- _Work required_
Work out how many lines of the listing below contain the word "placeholder". Respond with that number only.
◇ ◇ ◇ ◇
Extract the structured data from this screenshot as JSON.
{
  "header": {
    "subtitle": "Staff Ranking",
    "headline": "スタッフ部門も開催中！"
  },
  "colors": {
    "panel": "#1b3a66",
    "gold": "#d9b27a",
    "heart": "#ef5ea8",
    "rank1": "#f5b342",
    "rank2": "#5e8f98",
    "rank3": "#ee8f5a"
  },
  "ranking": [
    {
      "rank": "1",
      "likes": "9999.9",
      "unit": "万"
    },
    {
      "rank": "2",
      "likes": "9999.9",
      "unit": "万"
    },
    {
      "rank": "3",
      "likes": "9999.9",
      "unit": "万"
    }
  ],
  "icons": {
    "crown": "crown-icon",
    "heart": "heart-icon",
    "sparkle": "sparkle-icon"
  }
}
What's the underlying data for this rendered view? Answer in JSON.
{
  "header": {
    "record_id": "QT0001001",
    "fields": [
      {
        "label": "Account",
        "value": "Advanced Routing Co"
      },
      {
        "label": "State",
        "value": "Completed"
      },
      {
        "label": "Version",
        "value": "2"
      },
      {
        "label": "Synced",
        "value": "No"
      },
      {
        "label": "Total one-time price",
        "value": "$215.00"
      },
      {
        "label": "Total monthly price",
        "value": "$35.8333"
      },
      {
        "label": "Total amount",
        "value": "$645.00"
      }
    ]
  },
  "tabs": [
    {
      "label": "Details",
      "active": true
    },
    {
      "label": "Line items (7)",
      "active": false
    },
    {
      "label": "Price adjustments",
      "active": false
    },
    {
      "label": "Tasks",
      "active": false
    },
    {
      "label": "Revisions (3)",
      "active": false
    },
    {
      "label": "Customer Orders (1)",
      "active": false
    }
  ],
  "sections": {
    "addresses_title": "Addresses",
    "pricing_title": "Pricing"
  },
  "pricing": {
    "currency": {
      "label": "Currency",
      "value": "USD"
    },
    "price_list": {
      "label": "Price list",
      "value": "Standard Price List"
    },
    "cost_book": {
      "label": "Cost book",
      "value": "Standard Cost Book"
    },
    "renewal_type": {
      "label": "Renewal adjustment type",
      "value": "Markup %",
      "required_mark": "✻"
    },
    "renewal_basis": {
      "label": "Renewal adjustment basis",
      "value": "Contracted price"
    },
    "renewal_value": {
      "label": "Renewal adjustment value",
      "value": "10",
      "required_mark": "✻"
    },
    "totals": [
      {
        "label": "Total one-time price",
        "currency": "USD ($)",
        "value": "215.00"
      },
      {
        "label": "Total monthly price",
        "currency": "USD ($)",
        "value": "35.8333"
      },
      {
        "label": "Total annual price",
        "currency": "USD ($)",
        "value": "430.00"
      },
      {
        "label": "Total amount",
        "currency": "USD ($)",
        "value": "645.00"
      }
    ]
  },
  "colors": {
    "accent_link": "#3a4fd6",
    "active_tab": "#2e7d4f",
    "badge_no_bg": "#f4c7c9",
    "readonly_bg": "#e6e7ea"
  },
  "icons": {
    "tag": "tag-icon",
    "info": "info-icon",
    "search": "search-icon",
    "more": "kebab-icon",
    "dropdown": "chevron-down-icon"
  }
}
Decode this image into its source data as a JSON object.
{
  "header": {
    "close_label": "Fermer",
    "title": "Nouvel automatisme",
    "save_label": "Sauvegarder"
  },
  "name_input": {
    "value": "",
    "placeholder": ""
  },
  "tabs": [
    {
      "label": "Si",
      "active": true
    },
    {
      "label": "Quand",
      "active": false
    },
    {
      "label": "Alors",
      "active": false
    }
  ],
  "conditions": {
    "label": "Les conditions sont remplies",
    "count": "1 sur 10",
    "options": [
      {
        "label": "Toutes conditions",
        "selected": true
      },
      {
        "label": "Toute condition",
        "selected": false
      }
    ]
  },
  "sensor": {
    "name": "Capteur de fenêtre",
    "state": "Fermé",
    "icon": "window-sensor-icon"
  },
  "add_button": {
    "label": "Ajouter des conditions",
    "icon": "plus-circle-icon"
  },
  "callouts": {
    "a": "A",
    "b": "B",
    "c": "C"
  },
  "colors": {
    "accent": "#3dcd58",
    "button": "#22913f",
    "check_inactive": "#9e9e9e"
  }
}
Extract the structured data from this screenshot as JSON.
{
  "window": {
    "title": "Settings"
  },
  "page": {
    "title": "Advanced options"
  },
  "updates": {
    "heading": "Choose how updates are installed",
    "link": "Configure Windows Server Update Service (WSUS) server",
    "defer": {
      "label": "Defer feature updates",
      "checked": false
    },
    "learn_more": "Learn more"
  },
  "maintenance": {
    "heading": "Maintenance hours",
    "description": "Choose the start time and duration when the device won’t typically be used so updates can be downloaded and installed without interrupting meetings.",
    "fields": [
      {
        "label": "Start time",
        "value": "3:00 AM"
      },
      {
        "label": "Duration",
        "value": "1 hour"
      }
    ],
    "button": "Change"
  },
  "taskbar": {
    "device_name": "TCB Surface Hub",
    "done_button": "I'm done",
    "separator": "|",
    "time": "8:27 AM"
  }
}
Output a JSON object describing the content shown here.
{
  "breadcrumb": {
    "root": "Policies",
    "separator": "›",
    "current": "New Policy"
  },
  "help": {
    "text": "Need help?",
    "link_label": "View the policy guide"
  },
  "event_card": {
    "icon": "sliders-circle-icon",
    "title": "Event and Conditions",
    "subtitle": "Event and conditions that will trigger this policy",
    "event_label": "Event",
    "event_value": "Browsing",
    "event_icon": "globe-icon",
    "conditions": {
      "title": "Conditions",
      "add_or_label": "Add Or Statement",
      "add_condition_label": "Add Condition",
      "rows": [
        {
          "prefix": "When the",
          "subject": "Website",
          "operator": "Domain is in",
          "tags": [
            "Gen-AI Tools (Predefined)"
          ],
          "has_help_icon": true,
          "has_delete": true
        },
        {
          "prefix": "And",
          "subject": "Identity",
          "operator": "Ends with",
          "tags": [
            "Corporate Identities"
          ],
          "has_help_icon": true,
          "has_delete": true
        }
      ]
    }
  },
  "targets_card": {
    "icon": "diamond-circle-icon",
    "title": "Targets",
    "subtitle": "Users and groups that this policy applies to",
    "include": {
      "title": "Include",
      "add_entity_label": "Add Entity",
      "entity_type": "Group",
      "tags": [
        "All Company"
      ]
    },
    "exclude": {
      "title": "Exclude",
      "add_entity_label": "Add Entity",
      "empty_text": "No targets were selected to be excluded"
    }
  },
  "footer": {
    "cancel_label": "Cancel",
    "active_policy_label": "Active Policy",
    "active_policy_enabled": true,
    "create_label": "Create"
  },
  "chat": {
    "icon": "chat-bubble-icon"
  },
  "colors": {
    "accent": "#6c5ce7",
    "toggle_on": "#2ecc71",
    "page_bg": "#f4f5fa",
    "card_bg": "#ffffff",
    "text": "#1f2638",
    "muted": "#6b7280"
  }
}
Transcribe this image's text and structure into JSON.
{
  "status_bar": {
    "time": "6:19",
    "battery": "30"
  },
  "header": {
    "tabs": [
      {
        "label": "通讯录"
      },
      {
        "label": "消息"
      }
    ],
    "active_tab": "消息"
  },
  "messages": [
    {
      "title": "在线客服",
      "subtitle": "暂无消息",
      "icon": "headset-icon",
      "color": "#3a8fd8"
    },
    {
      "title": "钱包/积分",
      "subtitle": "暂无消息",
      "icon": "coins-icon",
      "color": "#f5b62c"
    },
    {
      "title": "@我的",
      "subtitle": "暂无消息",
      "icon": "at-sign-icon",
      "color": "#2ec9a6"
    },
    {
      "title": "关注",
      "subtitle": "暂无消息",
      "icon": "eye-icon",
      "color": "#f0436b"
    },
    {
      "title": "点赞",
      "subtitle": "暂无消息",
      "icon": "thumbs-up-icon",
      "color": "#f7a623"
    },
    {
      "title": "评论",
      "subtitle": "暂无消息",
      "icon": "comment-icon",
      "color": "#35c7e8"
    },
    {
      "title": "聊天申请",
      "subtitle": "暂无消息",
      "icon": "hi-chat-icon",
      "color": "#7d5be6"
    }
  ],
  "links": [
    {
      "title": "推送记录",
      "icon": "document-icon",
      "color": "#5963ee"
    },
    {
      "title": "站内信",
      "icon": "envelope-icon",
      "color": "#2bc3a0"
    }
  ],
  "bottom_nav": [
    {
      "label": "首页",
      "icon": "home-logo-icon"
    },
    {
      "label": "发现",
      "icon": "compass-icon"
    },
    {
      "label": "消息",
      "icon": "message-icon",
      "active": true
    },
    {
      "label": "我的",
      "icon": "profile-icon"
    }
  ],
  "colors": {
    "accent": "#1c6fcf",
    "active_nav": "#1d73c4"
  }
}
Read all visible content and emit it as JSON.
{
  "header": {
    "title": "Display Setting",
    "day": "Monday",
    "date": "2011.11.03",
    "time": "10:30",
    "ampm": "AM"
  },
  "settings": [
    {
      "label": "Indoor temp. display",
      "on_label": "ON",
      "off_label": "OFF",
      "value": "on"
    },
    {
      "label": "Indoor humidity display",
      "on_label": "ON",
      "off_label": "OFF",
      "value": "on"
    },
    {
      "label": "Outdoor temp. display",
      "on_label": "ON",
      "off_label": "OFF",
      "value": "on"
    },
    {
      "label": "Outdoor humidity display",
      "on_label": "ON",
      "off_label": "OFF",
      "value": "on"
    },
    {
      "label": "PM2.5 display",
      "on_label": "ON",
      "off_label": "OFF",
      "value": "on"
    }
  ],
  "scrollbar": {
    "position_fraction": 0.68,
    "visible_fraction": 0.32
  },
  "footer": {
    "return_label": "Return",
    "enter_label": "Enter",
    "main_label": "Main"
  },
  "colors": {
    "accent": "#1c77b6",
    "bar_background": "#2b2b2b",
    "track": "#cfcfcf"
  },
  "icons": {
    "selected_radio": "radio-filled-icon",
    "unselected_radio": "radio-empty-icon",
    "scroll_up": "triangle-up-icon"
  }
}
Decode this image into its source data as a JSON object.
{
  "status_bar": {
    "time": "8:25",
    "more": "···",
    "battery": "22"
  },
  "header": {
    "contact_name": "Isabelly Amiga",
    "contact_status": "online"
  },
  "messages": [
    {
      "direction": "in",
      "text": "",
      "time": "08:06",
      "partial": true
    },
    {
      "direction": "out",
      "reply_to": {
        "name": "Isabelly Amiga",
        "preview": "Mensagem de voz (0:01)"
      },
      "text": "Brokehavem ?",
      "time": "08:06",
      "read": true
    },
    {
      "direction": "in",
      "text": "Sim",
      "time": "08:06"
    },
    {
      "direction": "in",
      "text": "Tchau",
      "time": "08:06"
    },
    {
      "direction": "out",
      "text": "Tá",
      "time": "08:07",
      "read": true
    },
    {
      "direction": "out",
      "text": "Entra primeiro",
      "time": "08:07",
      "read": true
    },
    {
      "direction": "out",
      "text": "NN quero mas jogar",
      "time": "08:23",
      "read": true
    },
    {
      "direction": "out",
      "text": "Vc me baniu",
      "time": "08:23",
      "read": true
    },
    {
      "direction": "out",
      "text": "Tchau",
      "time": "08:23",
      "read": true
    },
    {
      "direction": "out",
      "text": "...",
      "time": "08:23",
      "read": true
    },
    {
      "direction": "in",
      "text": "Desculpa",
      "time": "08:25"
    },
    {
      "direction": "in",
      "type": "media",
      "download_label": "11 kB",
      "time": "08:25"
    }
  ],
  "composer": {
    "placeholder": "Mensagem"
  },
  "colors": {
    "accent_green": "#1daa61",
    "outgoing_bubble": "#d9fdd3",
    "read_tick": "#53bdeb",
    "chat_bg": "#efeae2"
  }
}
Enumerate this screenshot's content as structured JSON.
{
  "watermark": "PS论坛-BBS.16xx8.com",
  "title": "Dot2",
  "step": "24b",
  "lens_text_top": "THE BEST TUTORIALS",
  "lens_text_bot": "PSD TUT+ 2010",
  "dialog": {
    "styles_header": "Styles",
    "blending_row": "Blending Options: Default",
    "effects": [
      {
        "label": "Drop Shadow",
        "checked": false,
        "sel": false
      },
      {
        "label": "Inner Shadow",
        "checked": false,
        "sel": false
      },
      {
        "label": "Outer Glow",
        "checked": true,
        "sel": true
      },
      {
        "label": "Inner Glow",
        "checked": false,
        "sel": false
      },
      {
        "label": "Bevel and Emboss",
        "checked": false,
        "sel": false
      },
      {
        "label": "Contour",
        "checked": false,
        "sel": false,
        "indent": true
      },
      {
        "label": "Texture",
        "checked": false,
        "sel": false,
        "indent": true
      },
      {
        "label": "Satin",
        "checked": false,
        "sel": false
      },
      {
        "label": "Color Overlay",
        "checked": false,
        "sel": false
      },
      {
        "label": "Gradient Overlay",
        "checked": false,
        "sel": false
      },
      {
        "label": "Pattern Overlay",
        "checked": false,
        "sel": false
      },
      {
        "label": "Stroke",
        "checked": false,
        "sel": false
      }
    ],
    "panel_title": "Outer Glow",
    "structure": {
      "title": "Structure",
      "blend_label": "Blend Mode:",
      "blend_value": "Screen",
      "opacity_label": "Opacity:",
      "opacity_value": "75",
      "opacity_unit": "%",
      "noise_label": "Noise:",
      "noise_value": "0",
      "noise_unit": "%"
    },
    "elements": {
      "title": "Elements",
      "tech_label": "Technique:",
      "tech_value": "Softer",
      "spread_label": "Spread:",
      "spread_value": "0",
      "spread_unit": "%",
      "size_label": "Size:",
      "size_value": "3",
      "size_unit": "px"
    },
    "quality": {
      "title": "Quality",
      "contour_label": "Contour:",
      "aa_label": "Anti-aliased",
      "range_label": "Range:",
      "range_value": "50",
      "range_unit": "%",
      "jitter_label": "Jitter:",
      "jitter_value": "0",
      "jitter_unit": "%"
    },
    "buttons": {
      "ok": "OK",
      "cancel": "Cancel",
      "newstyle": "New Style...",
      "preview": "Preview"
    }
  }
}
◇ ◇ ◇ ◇
- _Result of the exercise_
2